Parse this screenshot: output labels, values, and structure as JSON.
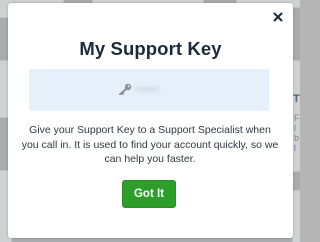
{
  "dialog": {
    "title": "My Support Key",
    "support_key": {
      "value": "••••••",
      "icon": "key-icon"
    },
    "description": "Give your Support Key to a Support Specialist when you call in. It is used to find your account quickly, so we can help you faster.",
    "confirm_label": "Got It",
    "close_icon": "close-icon"
  },
  "background": {
    "visible_heading_fragment": "T"
  },
  "colors": {
    "overlay": "#a9abad",
    "modal_bg": "#ffffff",
    "title": "#1c2b3a",
    "key_box_bg": "#e5f0fb",
    "button_bg": "#2e9e2b",
    "button_text": "#ffffff",
    "body_text": "#2f3943"
  }
}
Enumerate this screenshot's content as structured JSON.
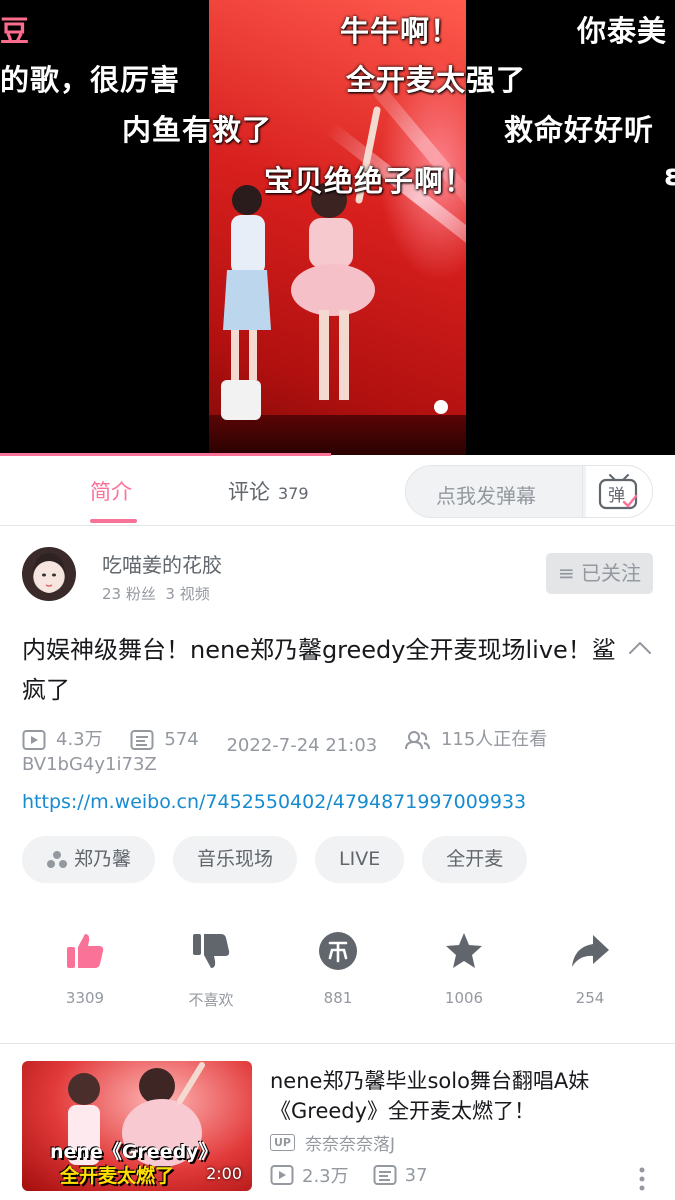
{
  "video": {
    "danmaku": [
      "豆",
      "牛牛啊！",
      "你泰美",
      "的歌，很厉害",
      "全开麦太强了",
      "内鱼有救了",
      "救命好好听",
      "宝贝绝绝子啊！",
      "ε"
    ],
    "progress": 0.49
  },
  "tabs": {
    "intro": "简介",
    "comments": "评论",
    "comments_count": "379",
    "danmaku_placeholder": "点我发弹幕",
    "danmaku_button": "弹"
  },
  "uploader": {
    "name": "吃喵姜的花胶",
    "fans": "23 粉丝",
    "videos": "3 视频",
    "follow_label": "≡ 已关注"
  },
  "video_info": {
    "title": "内娱神级舞台！nene郑乃馨greedy全开麦现场live！鲨疯了",
    "views": "4.3万",
    "danmaku_count": "574",
    "datetime": "2022-7-24 21:03",
    "watching": "115人正在看",
    "bvid": "BV1bG4y1i73Z",
    "link": "https://m.weibo.cn/7452550402/4794871997009933"
  },
  "tags": [
    "郑乃馨",
    "音乐现场",
    "LIVE",
    "全开麦"
  ],
  "actions": {
    "like": "3309",
    "dislike": "不喜欢",
    "coin": "881",
    "favorite": "1006",
    "share": "254"
  },
  "related": {
    "title": "nene郑乃馨毕业solo舞台翻唱A妹《Greedy》全开麦太燃了！",
    "thumb_caption_1": "nene《Greedy》",
    "thumb_caption_2": "全开麦太燃了",
    "duration": "2:00",
    "up_badge": "UP",
    "uploader": "奈奈奈奈落J",
    "views": "2.3万",
    "danmaku": "37"
  },
  "colors": {
    "accent": "#fb7299",
    "link": "#178bcf",
    "muted": "#9499a0"
  }
}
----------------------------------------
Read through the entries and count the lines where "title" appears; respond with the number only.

Answer below: 4